BEGIN Source information

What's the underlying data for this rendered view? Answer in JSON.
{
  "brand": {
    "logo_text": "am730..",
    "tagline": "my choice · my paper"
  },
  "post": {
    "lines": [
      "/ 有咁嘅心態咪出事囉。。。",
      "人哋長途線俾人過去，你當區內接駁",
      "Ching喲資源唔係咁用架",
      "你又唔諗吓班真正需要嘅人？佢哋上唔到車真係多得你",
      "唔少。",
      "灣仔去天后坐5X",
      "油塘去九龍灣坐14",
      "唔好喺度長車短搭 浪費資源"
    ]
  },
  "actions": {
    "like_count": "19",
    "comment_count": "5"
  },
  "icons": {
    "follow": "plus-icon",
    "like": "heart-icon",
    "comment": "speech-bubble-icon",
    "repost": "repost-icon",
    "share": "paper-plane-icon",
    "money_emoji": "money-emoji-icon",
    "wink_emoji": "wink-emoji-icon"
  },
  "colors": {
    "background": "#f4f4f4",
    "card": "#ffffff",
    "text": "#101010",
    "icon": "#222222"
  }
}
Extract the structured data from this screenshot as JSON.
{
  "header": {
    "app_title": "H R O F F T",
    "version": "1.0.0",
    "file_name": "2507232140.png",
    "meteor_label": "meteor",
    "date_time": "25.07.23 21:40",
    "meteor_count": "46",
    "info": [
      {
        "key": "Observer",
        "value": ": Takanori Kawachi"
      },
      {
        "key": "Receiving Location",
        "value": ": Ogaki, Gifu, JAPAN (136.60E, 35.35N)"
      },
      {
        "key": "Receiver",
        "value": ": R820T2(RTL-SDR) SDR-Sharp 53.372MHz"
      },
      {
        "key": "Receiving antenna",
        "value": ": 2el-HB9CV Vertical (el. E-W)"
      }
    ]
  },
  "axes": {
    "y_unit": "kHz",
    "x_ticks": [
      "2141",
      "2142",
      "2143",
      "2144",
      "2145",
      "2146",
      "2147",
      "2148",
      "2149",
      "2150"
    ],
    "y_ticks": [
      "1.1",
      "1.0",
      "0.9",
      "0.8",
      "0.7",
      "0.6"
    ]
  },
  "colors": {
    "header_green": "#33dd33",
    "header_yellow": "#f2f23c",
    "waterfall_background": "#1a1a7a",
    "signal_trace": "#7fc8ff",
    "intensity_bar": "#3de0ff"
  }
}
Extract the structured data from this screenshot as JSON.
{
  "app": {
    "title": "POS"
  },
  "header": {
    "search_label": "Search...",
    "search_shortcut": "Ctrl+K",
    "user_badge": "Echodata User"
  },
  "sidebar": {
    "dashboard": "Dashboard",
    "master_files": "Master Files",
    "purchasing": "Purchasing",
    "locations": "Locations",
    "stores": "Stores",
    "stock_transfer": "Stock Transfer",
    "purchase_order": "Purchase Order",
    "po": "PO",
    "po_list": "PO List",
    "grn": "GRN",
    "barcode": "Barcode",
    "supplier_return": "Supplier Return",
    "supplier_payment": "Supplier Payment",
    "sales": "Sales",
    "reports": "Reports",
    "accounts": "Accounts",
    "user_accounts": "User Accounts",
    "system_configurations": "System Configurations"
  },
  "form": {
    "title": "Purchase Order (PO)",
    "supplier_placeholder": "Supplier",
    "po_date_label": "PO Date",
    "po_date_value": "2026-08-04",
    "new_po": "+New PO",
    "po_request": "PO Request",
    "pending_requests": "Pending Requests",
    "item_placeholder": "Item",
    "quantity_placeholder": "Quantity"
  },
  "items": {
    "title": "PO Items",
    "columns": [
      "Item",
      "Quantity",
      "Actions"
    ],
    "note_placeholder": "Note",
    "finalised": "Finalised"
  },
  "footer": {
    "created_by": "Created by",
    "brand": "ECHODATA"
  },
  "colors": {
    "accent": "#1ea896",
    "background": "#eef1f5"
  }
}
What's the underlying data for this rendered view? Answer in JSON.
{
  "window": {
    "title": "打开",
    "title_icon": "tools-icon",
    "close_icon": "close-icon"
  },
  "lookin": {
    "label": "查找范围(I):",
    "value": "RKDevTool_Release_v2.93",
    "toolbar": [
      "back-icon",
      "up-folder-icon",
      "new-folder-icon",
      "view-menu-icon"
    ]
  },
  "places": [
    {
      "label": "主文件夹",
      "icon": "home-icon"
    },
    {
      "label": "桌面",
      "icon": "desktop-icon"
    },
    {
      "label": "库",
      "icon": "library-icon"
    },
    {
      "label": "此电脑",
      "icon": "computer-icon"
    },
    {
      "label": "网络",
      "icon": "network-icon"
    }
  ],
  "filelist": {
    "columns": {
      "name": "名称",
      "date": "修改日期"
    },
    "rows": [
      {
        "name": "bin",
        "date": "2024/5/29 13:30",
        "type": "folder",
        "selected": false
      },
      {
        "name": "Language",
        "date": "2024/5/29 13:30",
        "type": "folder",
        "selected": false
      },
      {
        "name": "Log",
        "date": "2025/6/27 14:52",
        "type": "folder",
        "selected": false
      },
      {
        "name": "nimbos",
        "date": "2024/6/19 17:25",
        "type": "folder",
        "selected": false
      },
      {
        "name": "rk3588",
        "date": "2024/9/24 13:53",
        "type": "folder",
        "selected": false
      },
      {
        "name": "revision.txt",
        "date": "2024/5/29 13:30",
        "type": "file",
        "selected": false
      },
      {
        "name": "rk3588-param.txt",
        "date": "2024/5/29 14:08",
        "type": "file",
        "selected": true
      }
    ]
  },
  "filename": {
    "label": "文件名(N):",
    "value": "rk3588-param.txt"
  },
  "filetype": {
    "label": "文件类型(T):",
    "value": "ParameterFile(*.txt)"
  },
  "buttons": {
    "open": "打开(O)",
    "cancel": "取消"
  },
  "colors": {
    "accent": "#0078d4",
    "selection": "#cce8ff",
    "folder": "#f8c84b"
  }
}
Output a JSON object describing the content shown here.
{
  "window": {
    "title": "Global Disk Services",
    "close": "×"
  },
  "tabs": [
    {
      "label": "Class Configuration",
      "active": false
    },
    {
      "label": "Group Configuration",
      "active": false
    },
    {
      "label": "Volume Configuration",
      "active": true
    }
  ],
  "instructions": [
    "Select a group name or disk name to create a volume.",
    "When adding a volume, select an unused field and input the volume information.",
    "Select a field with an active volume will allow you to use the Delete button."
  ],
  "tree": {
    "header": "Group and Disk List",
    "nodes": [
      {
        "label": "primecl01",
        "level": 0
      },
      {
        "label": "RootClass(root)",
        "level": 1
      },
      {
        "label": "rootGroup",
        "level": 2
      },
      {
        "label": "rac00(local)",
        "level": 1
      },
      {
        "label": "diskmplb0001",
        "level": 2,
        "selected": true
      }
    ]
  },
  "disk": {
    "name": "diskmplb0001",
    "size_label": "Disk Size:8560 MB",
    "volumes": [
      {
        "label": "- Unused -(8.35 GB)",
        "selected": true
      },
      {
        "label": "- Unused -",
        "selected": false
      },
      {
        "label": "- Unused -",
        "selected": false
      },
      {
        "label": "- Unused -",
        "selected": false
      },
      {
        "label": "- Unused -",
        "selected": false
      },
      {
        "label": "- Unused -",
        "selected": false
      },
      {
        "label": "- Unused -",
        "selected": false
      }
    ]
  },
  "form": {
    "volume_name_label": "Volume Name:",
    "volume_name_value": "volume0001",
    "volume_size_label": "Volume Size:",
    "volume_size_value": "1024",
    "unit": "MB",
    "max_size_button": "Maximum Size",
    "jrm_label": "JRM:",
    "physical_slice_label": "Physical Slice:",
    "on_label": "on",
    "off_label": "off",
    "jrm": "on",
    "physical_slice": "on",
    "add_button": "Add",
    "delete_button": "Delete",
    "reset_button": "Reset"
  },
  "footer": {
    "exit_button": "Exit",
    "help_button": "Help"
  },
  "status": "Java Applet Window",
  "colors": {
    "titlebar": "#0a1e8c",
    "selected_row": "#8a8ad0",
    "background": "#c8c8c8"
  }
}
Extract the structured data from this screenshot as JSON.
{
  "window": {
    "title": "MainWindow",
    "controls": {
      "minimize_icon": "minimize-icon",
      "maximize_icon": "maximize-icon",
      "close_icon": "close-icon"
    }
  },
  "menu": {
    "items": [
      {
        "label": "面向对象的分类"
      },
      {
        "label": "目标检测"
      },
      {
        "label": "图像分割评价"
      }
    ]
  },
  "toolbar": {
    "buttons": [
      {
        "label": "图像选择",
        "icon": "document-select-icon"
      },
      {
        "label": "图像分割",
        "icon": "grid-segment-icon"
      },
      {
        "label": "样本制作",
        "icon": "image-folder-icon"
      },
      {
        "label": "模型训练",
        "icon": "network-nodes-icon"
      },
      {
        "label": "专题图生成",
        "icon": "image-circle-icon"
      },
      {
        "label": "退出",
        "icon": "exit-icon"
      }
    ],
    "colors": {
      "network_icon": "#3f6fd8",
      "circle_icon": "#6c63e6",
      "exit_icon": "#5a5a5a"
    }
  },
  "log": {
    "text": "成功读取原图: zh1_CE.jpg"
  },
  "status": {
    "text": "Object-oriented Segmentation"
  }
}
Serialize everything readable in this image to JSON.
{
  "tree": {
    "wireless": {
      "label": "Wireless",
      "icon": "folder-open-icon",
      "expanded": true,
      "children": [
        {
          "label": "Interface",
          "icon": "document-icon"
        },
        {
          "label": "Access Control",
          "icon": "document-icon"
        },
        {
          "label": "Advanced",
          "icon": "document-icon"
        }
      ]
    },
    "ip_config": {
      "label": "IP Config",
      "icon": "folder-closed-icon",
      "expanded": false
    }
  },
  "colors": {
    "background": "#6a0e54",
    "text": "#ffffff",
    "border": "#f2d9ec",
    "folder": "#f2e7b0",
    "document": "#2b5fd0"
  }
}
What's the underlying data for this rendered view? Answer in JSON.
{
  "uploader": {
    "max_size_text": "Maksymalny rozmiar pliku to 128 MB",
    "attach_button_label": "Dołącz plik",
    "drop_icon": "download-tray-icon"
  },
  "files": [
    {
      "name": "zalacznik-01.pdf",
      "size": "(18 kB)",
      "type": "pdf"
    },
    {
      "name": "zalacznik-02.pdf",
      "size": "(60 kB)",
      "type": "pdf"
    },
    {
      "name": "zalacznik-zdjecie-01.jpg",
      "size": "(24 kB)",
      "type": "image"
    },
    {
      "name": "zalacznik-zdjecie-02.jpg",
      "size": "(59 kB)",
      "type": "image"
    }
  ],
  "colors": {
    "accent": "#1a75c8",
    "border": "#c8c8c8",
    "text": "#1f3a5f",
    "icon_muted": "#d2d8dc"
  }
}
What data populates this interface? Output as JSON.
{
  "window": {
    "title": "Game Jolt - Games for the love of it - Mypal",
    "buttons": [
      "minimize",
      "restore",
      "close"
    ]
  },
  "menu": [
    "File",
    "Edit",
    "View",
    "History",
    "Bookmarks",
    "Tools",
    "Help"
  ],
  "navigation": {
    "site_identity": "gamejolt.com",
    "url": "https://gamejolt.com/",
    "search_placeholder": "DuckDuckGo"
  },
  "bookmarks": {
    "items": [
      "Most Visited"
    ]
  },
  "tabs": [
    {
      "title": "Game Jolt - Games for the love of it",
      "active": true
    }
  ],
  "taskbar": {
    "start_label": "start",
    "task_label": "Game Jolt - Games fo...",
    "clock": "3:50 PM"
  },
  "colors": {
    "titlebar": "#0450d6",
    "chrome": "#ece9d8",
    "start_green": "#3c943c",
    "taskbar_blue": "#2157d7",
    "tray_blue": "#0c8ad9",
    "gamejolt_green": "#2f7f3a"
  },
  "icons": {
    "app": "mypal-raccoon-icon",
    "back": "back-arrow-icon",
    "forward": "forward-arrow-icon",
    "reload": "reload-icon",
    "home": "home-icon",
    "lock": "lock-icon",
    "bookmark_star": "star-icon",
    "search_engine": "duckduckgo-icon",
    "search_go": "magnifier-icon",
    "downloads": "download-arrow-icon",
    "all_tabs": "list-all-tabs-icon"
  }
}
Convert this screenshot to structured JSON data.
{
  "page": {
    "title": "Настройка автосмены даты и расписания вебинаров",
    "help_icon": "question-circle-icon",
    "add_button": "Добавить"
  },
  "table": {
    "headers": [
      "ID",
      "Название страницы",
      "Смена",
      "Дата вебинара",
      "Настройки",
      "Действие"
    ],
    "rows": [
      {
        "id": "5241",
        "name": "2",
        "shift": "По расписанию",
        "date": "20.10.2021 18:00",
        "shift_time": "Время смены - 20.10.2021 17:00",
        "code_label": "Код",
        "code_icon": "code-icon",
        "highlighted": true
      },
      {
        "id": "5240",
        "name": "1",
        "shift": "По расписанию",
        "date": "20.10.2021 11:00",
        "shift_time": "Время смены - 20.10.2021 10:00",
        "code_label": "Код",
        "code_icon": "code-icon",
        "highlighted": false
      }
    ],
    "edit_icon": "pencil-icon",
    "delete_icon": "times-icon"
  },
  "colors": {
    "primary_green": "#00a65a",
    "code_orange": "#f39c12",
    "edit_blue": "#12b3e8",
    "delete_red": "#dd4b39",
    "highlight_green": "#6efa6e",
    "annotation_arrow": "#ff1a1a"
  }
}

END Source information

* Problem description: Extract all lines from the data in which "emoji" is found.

* Result below:
    "money_emoji": "money-emoji-icon",
    "wink_emoji": "wink-emoji-icon"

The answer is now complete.